Outgoing Greek Finance minister Yanis Varoufakis leaves onto his motorcycle with his wife Danae Stratou after his resignation at the ministry of Finance in downtown Athens on July 6 2015. Varoufakis resigned in what appeared to be a concession by Prime Minister Alexis Tsipras to international creditors after his resounding victory in a historic bailout referendum. AFP PHOTO / LOUISA GOULIAMAKI

Every year I make a point of attending the Dalkey Book Festival in Co Dublin, writes RTÉ’s Business Editor David Murphy.

Run by economist David McWilliams and his highly-motivated wife Sian Smyth, the event has broadened from its literary origins to include a range of interesting speakers from the world of politics and economics.

This year, one of the big name guests is the former Greek finance minister Yanis Varoufakis next Thursday.

He is engaging, smart and controversial.

This time last year he led his country in a nail-biting showdown with the European Union and the IMF.

12 months on, it is worth reflecting on whether his contribution was beneficial to Greece.

Yanis Varoufakis_gettyHis contention was that his country had borrowed too much money and the “extend and pretend”policy of the Troika was doomed to fail.

It turns out he was right. This assessment by the IMF last month shows that the country’s debts are still far too high and the forecasts for growth are hopelessly optimistic.

While Mr Varoufakis was an adroit economic analyst, he was politically clumsy and won no support from other European politicians.

He needed them onside if Greek debts were to be restructured.

Instead, he frightened the life out of other EU politicians, hoping they would buckle. It was a risky strategy and it didn’t succeed.

In June of last year Greece was offered a new bailout, which did not include debt forgiveness.

Rather than accept it and try to renegotiate from within a bailout, Mr Varoufakis and Prime Minister Alexis Tsipras said they would put the aid package to a referendum.

They advocated that the electorate should reject it.OXI NO Greece

Without the assurance that Greece would receive another bailout, the European Central Bank restricted funding to the country’s banks.

That prompted the immediate introduction of currency controls, closure of bank branches and restrictions on ATM withdrawals – which were capped at €60.

This was economically corrosive. Many retailers were reluctant to deposit their takings in the banking system because they did not know when or how they would be able to retrieve the money.

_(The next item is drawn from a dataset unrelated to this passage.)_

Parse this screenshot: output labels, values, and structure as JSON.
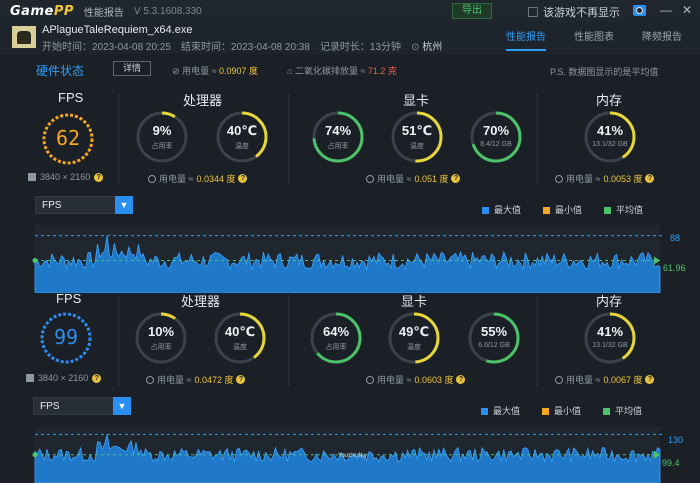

Greece bank closed

Greeks voted by a clear majority to reject the bailout terms on 5 July last year. Mr Varoufakis lauded the courage of the Greek people and then suddenly announced he was resigning.

“I was made aware of a certain preference by some Eurogroup participants, and assorted ‘partners’, for my… ‘absence’ from its meetings – an idea that the Prime Minister judged to be potentially helpful to him in reaching an agreement,” he said.

The seven-month political career of Yanis Varoufakis was at an abrupt end.

Despite weeks of political pyrotechnics, Greece had come full circle and had made no difference to the terms of the rescue package. Meanwhile, its economic circumstances were worsening.

Now, after seven years of bailouts, Greece remains on life support smothered by debt.

That is not to suggest Greece’s problems are caused solely by the Troika. They are not. Tax evasion is rampant and the steps to address it are not effective.

According to the IMF, “35% of the labour force is self-employed, compared to a European average of 14%. This is mainly driven by tax avoidance and evasion schemes, as self-employed carry a lower tax burden and find it easier to hide their income.”

Athens protest 2

It is easy to dodge tax in Greece and if you get caught the sanctions aren’t sufficient deterrents.

On his visits to Ireland, Mr Varoufakis usually has a swipe at Finance Minister Michael Noonan.

While Ireland’s problems were not as acute as those of Greece, it is sometimes forgotten that the Irish State had a tough job to renegotiate parts of its bailout.

Among them was a reduction in the interest rates on our EU loans of 2.5%, extending the repayment period from seven to 15 years, and scrapping the onerous Promissory Note used to finance the cost of Anglo Irish Bank.

These concessions were struck by signing up to a bailout and then renegotiating the terms of the deal without creating a political showdown.

Fixing Greece requires political agreement from other EU countries.

Mr Varoufakis made a bad situation worse, despite correctly diagnosing it.

So when people flock to see him in Dalkey this weekend, where no doubt he will be entertaining and articulate, they should remember this. It is not enough to call it right.

You have to work towards setting it right, too.

Comment via Twitter: @davidmurphyRTE (see Twitter thread below)

Greek Finance Minister Yanis Varoufakis arrives on his motorcycle for a cabinet meeting at the Prime Minister's office in Athens on June 21, 2015. With Greece in danger of tumbling into the economic abyss it faces the haunting memory of Argentina in 2001, when the South American country defaulted on nearly $100 billion and was plunged into a crisis it is still battling back from. AFP PHOTO / ANGELOS TZORTZINIS

Following publication of the above blog, Yanis Varoufakis tweeted: